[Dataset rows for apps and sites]
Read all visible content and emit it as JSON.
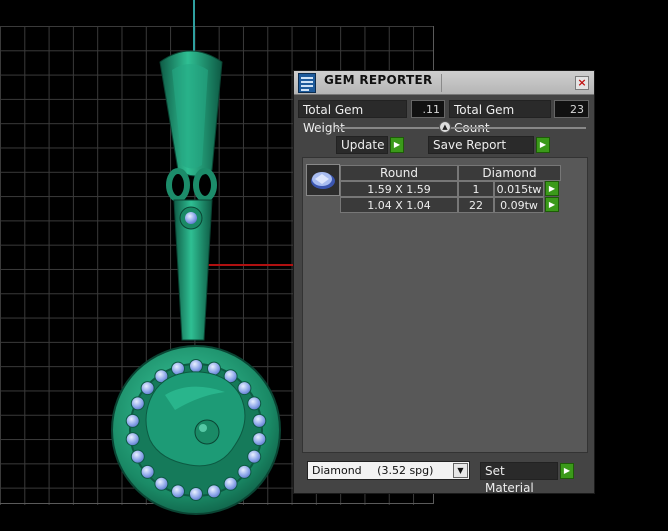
{
  "panel": {
    "title": "GEM REPORTER",
    "close_glyph": "×",
    "total_gem_weight_label": "Total Gem Weight",
    "total_gem_weight_value": ".11",
    "total_gem_count_label": "Total Gem Count",
    "total_gem_count_value": "23",
    "update_label": "Update",
    "save_report_label": "Save Report",
    "go_glyph": "▶"
  },
  "table": {
    "shape_header": "Round",
    "material_header": "Diamond",
    "rows": [
      {
        "size": "1.59 X 1.59",
        "count": "1",
        "weight": "0.015tw"
      },
      {
        "size": "1.04 X 1.04",
        "count": "22",
        "weight": "0.09tw"
      }
    ]
  },
  "material": {
    "name": "Diamond",
    "density": "(3.52 spg)",
    "set_label": "Set Material"
  },
  "colors": {
    "pendant": "#1f9a77",
    "gem": "#9fb8f0",
    "axis_x": "#b01010",
    "axis_y": "#2fa0a0",
    "go_button": "#3b9a1a"
  },
  "icons": [
    "gem-reporter-icon",
    "close-icon",
    "slider-knob-icon",
    "go-arrow-icon",
    "round-gem-icon",
    "dropdown-arrow-icon"
  ]
}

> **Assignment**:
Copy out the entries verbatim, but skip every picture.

> **Answer to this problem**:
Read all visible content and emit it as JSON.
{
  "panel": {
    "title": "GEM REPORTER",
    "close_glyph": "×",
    "total_gem_weight_label": "Total Gem Weight",
    "total_gem_weight_value": ".11",
    "total_gem_count_label": "Total Gem Count",
    "total_gem_count_value": "23",
    "update_label": "Update",
    "save_report_label": "Save Report",
    "go_glyph": "▶"
  },
  "table": {
    "shape_header": "Round",
    "material_header": "Diamond",
    "rows": [
      {
        "size": "1.59 X 1.59",
        "count": "1",
        "weight": "0.015tw"
      },
      {
        "size": "1.04 X 1.04",
        "count": "22",
        "weight": "0.09tw"
      }
    ]
  },
  "material": {
    "name": "Diamond",
    "density": "(3.52 spg)",
    "set_label": "Set Material"
  },
  "colors": {
    "pendant": "#1f9a77",
    "gem": "#9fb8f0",
    "axis_x": "#b01010",
    "axis_y": "#2fa0a0",
    "go_button": "#3b9a1a"
  },
  "icons": [
    "gem-reporter-icon",
    "close-icon",
    "slider-knob-icon",
    "go-arrow-icon",
    "round-gem-icon",
    "dropdown-arrow-icon"
  ]
}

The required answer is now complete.